Something was odd about the pub we found ourselves in on Saturday evening, but it took us a few minutes to work out what: the landlord was wearing a shirt and tie.
We’ve been served in pubs by unshaven, bleary-eyed chaps in their slippers; teenagers in corporate polo shirts; or, y’know, normal people in normal clothes. But it was the first time we’ve seen a shirt and tie on a landlord for as long as we can remember.
Reading between the lines, we realised that we were in what, until recently, had been a rough pub, now under new management. The tie was an attempt — a reasonably successful one — to set the tone.
Turning around a really rough ‘Murderer’s Arms’-type boozer is a tough job. The most successful attempt we’ve ever seen was in Walthamstow. There, the Nags Head [sic] closed for several months while it was fumigated and refurbished. When it re-opened, there was jazz playing, zebra-pattern tablecloths and a carousel of olives.
Short of putting up a sign saying “NO RIFF RAFF” (or the only slightly more subtle “NO WORK CLOTHES”) these little signals are a publican’s most powerful way of choosing their clientele.
We define a rough pub as one where, as a bare minimum, you get stared at menacingly.
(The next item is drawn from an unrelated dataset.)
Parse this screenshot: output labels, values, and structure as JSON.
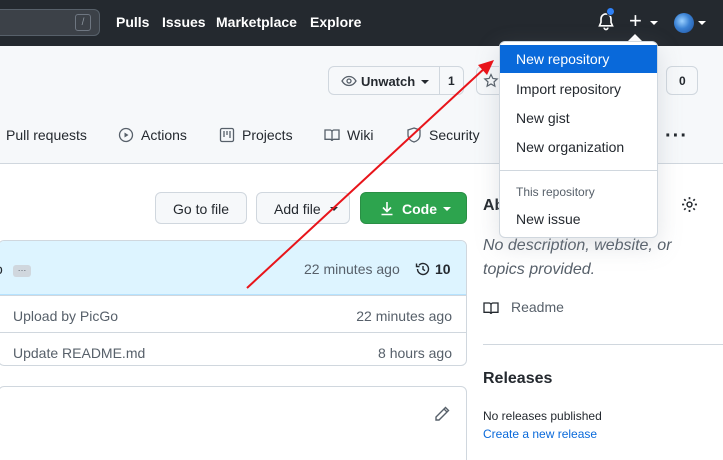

Our favourite pubs are those where no-one pays us any attention at all.